Savage was unsuccessful in his candidacy for the House of Representatives in 1968 and 1970, losing the Democratic primary both times, but won election to the House in 1980, representing the 2nd District on Chicago's South Side for 6 terms, from January 1981 to January 1993.[2]

In 1989, Savage was accused of trying to force himself on a female Peace Corps worker in Zaire.[3] He denied the allegations and blamed them on the "racist press." The House Ethics Committee decided that the events did indeed occur,[4] but it did not take disciplinary action only because Savage wrote a letter of apology.

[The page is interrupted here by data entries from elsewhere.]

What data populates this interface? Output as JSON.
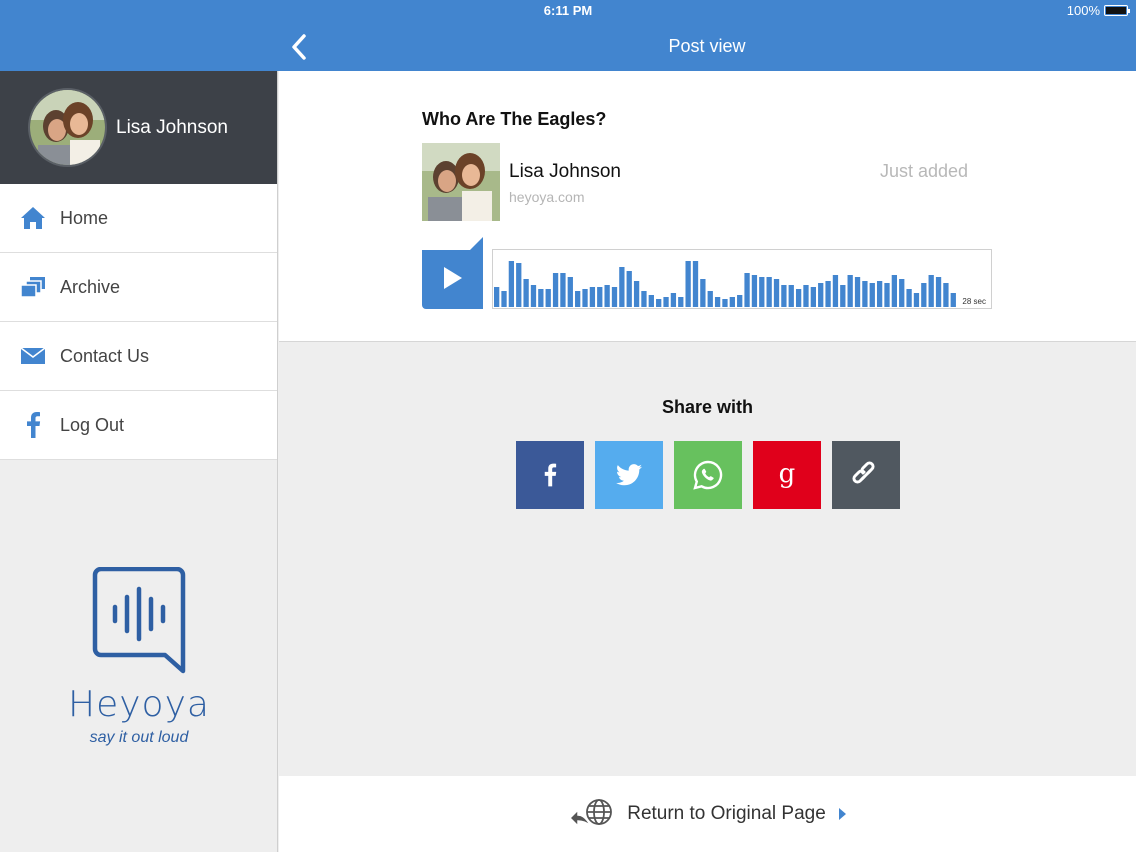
{
  "status_bar": {
    "time": "6:11 PM",
    "battery": "100%"
  },
  "nav": {
    "title": "Post view"
  },
  "profile": {
    "name": "Lisa Johnson"
  },
  "menu": [
    {
      "label": "Home",
      "icon": "home-icon"
    },
    {
      "label": "Archive",
      "icon": "archive-icon"
    },
    {
      "label": "Contact Us",
      "icon": "envelope-icon"
    },
    {
      "label": "Log Out",
      "icon": "facebook-icon"
    }
  ],
  "brand": {
    "name": "Heyoya",
    "tagline": "say it out loud"
  },
  "post": {
    "title": "Who Are The Eagles?",
    "author": "Lisa Johnson",
    "source": "heyoya.com",
    "time": "Just added",
    "duration": "28 sec"
  },
  "share": {
    "title": "Share with",
    "options": [
      {
        "name": "facebook",
        "color": "#3b5998"
      },
      {
        "name": "twitter",
        "color": "#55acee"
      },
      {
        "name": "whatsapp",
        "color": "#67c15e"
      },
      {
        "name": "google-plus",
        "color": "#e0001b"
      },
      {
        "name": "copy-link",
        "color": "#505860"
      }
    ]
  },
  "return": {
    "label": "Return to Original Page"
  },
  "colors": {
    "accent": "#4285cf",
    "sidebar_header": "#3d4148",
    "brand": "#2e5fa3"
  }
}
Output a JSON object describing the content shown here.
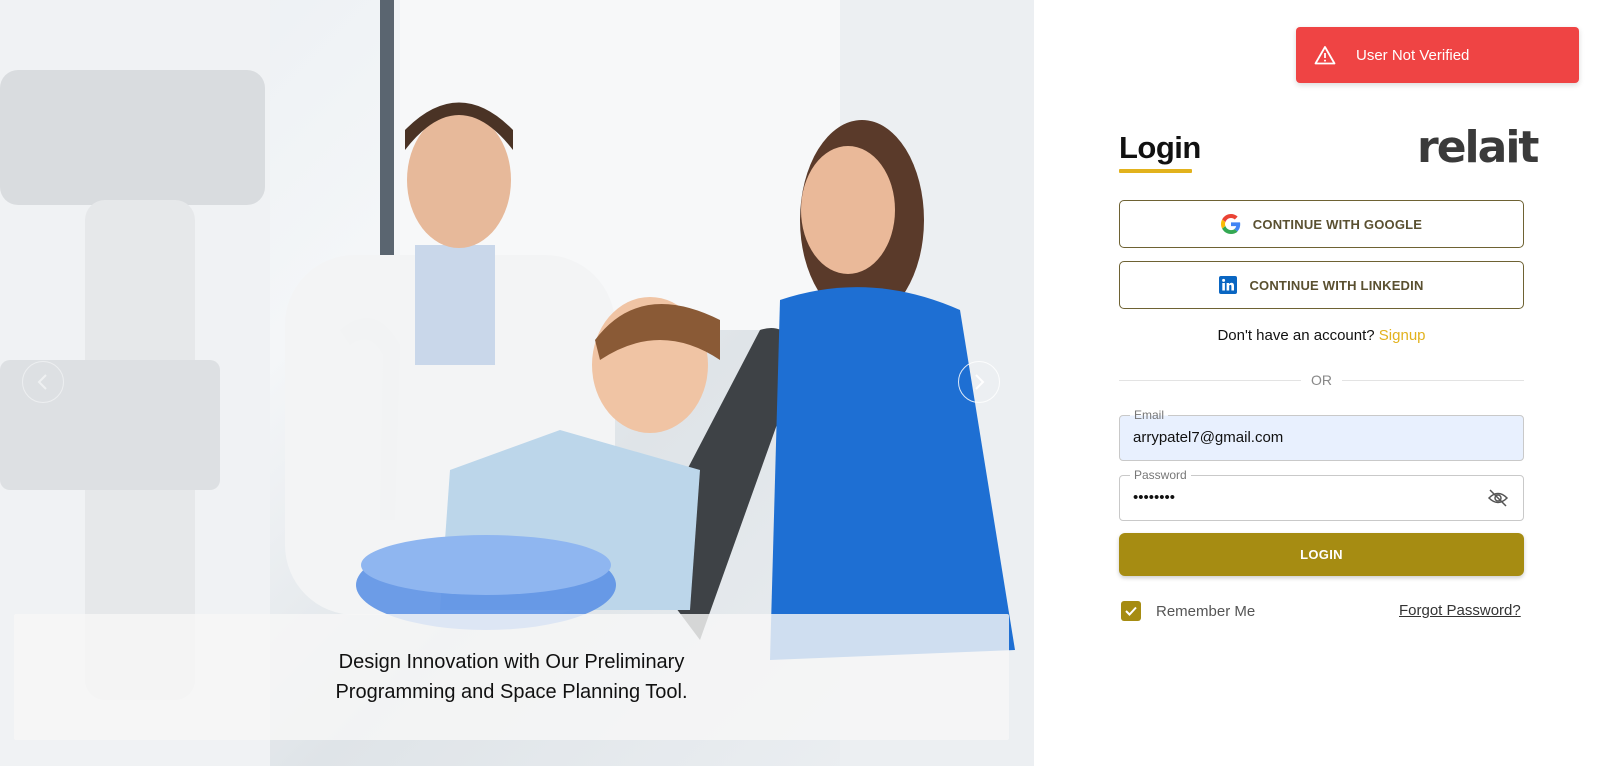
{
  "hero": {
    "caption": "Design Innovation with Our Preliminary Programming and Space Planning Tool.",
    "prev_icon": "chevron-left-icon",
    "next_icon": "chevron-right-icon"
  },
  "toast": {
    "message": "User Not Verified",
    "icon": "warning-icon",
    "color": "#ef4444"
  },
  "login": {
    "title": "Login",
    "brand": "relait",
    "google_label": "CONTINUE WITH GOOGLE",
    "linkedin_label": "CONTINUE WITH LINKEDIN",
    "no_account_text": "Don't have an account?",
    "signup_label": "Signup",
    "or_text": "OR",
    "email_label": "Email",
    "email_value": "arrypatel7@gmail.com",
    "password_label": "Password",
    "password_value": "••••••••",
    "login_button": "LOGIN",
    "remember_label": "Remember Me",
    "remember_checked": true,
    "forgot_label": "Forgot Password?",
    "accent_color": "#e2b21d",
    "button_color": "#a68c12"
  }
}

Savage had long been controversial even in his own district. His racially incendiary and anti-Semitic remarks frequently drew bipartisan criticism.[5][6] He never won a primary election–the real contest in this overwhelmingly Democratic district–with more than 52% of the vote, and usually faced multiple challengers. For the 1992 election, redistricting pushed his district further into Chicago's south suburbs, territory that Savage did not know and that did not know him. He faced a rematch with Mel Reynolds, who had challenged him in the 1988 and 1990[2] primaries. Savage claimed that "racist Jews" were donating to Reynolds, while Reynolds claimed that Savage was involved in a drive-by shooting that injured him. Although Savage accused Reynolds of staging the shooting,[7] he lost the 1992 election to Reynolds by a margin of 63%-37% after voters in the suburban portion of the district voted overwhelmingly for Reynolds.[8]

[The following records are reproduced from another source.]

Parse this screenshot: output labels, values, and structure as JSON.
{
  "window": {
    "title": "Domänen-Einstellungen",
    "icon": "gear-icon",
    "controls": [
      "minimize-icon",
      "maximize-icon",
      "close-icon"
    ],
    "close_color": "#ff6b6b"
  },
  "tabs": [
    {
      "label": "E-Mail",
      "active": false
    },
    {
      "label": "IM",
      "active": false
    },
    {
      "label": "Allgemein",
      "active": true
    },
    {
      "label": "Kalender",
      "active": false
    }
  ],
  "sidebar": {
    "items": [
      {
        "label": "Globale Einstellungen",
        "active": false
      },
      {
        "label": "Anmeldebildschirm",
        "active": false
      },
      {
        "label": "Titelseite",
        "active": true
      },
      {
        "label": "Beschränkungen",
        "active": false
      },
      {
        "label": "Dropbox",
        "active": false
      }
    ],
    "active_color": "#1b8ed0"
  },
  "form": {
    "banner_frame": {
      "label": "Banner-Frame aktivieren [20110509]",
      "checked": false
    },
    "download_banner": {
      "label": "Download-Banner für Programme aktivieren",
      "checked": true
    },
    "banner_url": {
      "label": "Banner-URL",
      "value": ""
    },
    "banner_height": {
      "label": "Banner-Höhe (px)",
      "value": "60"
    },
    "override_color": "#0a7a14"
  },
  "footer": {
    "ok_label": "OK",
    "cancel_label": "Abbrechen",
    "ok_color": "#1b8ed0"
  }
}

In one of his final acts as chairman of the House Subcommittee on Public Buildings and Grounds, excavation and construction at the site of the African Burial Ground in New York City was temporarily halted in 1992, pending further evaluation by the General Services Administration, after Savage was able to leverage his reputation as a national political figure to bring attention to the more controversial aspects of the project.[9]

Savage died on October 31, 2015, one day after his 90th birthday, which he celebrated with his closest friends and family. He is survived by his son Thomas Savage, daughter, Dr. Emma Savage, and grandchildren Thomas Savage Jr., Chyella McBride, and Alexandria Savage.[10]

See also[edit]

References[edit]

  1. ^ "SAVAGE, Gus". house.gov. Retrieved 1 November 2015.
  2. ^ a b Schmidt, William E. (March 21, 1990). "Rep. Savage Claims Victory in Illinois". The New York Times. Retrieved 5 August 2013.
  3. ^ https://www.nytimes.com/1989/07/20/us/lawmaker-is-accused-of-sexual-impropriety.html
  4. ^ Holmes, Steven A. (February 3, 1990). "Panel Is Critical Of Representative". The New York Times. Retrieved 5 August 2013.
  5. ^ "Savage, Gus". United States House of Representatives. Retrieved 2019-02-03.
  6. ^ "Colleague Denounces Comments By Illinois Congressman as Bigoted". New York Times. 1990-03-28.
  7. ^ Wilkerson, Isabel (March 14, 1992). "Gunshots Fired at Congressional Candidate in Bitter Chicago Race". The New York Times. Retrieved 5 August 2013.
  8. ^ "THE 1992 CAMPAIGN: Primaries; Brown and Tsongas Search For Victory in Connecticut". New York Times. 1992-03-19.
  9. ^ Rothstein, Edward (25 February 2010). "A Burial and Its Dead Are Given Life". The New York Times. Retrieved 1 December 2012.
  10. ^ Chicago Tribune (31 October 2015). "Gus Savage, controversial former congressman, dies at 90". chicagotribune.com. Retrieved 1 November 2015.

External links[edit]

U.S. House of Representatives
Preceded by
Morgan F. Murphy
Member of the U.S. House of Representatives
from Illinois's 2nd congressional district

1981–1993
Succeeded by
Mel Reynolds